St. Louis, MO-based Sigma-Aldrich's SAFC custom manufacturing business is making investments that will lead to commercial-scale antibody drug conjugates manufacturing at a facility in St. Louis.
There has been a big rush towards biologics manufacturing as drugmakers prepare for the new drugs that are becoming a larger piece of their portfolios. Swiss drugmaker Roche say it has 39 biologics in development.
Swiss drugmaker Roche has seen explosive growth for drugs like its new breast cancer drug Kadcyla and says it needs a lot more capacity for it and the long list of other biologics in hand or under development. To get that capacity, it will invest nearly $900 million to build a new facility in Switzerland and expand plants in the U.S. and Germany, adding nearly 500 jobs in the process.
Roche previewed part of its future this summer, debuting one of two new molecular diagnostics platforms at industry conferences in Italy and The Netherlands. Now, the Swiss giant is in the early stages of prepping for a launch next year in Europe and Japan of both systems – cobas 6800 and cobas 8800.
The online chatter in Bloomberg and Reuters about potential Roche deals has been flying fast and furious recently, but there's been a streak of unfounded rumors that appear to be more smoke than fire.
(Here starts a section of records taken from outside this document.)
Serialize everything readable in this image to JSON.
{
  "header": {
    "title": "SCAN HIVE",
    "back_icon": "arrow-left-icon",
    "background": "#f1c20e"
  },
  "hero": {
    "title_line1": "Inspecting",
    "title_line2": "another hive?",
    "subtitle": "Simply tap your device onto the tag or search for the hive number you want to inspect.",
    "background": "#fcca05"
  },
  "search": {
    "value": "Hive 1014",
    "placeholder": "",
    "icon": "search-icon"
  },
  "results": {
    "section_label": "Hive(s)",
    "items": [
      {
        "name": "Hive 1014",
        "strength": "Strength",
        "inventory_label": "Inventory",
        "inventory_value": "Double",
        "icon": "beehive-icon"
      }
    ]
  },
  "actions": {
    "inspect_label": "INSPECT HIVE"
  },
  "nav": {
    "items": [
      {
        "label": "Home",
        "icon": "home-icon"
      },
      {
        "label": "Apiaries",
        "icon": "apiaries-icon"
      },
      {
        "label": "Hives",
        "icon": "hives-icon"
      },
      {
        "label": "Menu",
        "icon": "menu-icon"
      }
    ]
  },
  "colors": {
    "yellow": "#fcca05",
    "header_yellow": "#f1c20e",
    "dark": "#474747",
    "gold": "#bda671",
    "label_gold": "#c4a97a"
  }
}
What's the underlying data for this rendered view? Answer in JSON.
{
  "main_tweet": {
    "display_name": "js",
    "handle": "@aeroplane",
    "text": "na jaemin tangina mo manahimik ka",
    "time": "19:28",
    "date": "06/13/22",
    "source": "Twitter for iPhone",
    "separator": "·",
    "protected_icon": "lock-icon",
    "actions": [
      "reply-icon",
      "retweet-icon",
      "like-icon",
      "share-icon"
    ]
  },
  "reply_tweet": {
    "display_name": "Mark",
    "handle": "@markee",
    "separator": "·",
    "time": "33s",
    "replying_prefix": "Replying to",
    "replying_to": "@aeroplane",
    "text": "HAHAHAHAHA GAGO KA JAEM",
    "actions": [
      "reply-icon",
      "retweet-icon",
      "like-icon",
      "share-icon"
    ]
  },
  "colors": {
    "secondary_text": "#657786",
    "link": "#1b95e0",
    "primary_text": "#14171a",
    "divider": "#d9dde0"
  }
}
News flash from Basel: Yes, Novartis really is considering selling off a few of its units, in deals that could be worth $15 billion to $20 billion. And no, Roche and Novartis aren't likely to embark on any big joint projects, much less consider a merger.
In drug development, everything's a gamble, if you're doing something new and shooting at a big target. But there has to be a reasonable assumption that if safety issues aren't being glossed over and the efficacy data hold up, these top drugs can change standards of care and grab market share. So here's my pick of the likely big winners >>
The interest in vaccine deals stems from a belief that tweaking the immune system can have a major impact on cancer care.
When John Reed headed up Sanford-Burnham Medical Research Institute, the marathon runner was well known for early starts and fast finishes. And now, as the new head of Roche's Basel-based Pharma Research and Early Development group--better known as pRED--he's in for the run of his life. Read the full feature >>
Perjeta is now the first cancer drug approved to treat patients before surgery. Developed by Roche's Genentech unit, and already approved for women with advanced HER2-positive breast cancer, Perjeta can now reach a huge new group of patients at early stages of the disease.